Email from the dead
All I can imagine is this:
After a billion years of lonely, straight-line sojourning through the universe, a cosmic ray this morning transected the orbit of Earth. In some tiny fraction of a second, it passed through ionosphere, ozone layer, stratosphere, and Oakland, California, its trajectory flashing through a server box just south of Lake Merritt, popping a random bit deep in the latter’s architecture across the gap from “one” to “zero.”
With the result that three years’ worth of email piles up in my Inbox this morning, in a long implacable surge, every single last message of it marked as unread. Now, admittedly, on the long list of stressors we’ll come to know in this life, this has to rank as a minor entry, even a trivial one. But here’s the crux: it turns out that a surprising and disheartening number of these mails were sent by people no longer among the living.
There is, of course, something uncanny about this. And also something uniquely hamfisted, some unintentional but deep autism that rides at the signature frequency of our information technology and delivers a slap in the face just when you’re least prepared to accept or tolerate same.
I’m not necessarily sure I can even see a solution here. Oh, OK, sure, I can imagine a technical fix, deep in the nightmare of limitlessly-interconnected social ubiquity that I’m sure some people actually want to build: one where the distributed intelligence of the net infers one’s death from the variety of cues racking up in the available relational semantics, and quashes all traffic originating from one’s (Open)ID on its way through the pipes. Yeah, that’d do the trick. But that in any event is a dodge, and not an answer.
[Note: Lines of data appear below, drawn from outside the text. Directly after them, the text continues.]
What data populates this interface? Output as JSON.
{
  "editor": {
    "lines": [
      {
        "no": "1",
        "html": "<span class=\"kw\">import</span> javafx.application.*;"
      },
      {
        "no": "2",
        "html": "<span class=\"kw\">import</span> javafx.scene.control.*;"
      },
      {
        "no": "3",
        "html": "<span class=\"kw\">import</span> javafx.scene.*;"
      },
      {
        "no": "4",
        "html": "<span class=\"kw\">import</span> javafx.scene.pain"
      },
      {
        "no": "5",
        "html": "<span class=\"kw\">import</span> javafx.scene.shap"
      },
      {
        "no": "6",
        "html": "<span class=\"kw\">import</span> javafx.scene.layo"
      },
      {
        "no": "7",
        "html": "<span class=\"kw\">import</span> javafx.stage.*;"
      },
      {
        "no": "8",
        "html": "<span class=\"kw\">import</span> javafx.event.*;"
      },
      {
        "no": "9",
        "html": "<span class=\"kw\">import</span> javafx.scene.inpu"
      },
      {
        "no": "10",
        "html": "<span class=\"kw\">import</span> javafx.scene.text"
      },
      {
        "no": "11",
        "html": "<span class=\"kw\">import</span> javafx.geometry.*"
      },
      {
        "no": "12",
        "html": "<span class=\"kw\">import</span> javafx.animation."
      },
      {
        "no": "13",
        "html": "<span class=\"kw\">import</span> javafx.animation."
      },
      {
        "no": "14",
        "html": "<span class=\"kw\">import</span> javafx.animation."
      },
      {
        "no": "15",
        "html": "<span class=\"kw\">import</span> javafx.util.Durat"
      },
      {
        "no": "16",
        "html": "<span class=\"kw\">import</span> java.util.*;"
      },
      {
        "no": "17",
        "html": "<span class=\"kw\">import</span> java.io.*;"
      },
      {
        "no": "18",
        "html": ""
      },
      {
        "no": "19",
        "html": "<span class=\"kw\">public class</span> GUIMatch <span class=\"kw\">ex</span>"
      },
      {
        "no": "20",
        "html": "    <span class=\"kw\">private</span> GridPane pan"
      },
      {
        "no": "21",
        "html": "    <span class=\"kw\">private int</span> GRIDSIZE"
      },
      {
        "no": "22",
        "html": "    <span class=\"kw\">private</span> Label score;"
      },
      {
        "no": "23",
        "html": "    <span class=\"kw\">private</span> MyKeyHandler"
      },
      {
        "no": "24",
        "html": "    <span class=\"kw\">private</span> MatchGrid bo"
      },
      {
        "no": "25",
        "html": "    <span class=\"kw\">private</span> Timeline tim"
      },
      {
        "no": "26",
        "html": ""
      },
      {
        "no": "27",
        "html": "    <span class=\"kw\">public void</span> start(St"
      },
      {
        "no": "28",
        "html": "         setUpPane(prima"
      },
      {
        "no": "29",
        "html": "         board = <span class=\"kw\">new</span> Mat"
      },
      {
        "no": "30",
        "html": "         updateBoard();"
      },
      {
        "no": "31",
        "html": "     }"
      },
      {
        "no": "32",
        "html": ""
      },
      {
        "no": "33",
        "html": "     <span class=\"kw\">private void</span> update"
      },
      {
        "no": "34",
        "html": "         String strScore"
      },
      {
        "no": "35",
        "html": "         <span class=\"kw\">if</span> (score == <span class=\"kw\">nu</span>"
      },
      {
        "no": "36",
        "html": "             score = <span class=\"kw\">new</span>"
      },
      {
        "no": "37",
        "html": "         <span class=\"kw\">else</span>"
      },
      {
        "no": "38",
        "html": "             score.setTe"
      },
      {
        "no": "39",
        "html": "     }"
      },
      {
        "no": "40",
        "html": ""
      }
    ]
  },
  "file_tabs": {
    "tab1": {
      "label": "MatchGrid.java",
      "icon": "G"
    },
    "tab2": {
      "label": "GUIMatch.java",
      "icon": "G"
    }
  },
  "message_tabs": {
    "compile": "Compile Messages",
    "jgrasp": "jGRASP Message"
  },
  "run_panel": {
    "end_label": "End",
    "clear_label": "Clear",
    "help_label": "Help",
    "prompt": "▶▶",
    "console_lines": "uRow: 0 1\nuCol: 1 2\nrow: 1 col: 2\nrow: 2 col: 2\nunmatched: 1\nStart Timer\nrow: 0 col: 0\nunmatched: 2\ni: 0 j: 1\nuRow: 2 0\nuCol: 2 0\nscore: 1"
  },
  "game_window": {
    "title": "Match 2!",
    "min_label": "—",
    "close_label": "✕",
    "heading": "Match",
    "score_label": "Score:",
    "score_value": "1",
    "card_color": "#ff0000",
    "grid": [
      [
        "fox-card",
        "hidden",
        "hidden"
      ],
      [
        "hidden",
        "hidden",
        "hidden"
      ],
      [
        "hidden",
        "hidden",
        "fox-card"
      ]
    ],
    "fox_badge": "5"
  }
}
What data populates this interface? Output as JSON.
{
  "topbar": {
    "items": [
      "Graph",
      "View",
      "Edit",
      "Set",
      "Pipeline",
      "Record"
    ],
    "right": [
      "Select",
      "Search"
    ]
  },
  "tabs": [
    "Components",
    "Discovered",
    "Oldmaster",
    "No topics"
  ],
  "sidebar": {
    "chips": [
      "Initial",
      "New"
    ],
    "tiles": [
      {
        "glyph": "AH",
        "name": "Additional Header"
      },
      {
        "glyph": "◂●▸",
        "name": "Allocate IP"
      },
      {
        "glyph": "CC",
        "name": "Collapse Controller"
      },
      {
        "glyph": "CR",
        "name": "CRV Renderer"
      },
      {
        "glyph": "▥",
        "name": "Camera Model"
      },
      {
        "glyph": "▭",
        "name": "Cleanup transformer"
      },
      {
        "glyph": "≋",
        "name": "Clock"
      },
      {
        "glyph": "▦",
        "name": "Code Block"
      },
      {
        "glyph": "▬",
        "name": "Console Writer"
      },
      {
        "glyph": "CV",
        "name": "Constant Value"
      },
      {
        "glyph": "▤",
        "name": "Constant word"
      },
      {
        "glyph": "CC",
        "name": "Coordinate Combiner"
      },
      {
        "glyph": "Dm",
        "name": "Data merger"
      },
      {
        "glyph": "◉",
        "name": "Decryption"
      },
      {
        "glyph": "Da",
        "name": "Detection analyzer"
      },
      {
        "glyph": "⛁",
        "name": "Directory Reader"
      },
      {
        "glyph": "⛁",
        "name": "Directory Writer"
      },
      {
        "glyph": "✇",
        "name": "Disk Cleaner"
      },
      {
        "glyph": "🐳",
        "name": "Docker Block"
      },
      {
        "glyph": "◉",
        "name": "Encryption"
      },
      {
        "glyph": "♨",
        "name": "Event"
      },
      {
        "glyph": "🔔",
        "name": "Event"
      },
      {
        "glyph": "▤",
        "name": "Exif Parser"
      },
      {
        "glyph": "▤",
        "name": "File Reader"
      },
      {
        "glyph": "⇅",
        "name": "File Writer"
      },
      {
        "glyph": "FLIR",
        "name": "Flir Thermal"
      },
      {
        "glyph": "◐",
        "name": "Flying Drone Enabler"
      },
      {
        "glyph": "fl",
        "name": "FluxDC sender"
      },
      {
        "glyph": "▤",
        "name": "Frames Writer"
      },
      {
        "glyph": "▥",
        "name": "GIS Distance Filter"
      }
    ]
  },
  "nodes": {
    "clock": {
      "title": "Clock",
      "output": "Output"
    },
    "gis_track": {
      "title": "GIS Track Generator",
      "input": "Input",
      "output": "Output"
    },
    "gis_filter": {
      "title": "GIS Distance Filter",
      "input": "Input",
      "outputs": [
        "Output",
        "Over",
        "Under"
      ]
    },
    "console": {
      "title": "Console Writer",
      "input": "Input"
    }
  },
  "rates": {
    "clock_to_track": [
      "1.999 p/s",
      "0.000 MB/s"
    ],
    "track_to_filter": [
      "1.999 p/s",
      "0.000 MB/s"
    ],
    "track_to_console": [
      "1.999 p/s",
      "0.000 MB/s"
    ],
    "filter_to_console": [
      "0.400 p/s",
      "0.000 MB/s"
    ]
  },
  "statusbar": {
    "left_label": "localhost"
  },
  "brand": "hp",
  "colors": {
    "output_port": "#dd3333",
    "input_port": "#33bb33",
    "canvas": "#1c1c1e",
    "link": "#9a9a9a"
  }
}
So I suppose we’ll just have to get used to this kind of thing cropping up from time to time: mail from the dear departed, set in present tense and voice, to be dealt with just like anything else that shows up in the Inbox – this bizarrely acute and explicit reminder of loss just one more feature of the labor-saving, planet-linking technology we so depend on.
As we used to say in the Army, though, that’s ate the fuck up.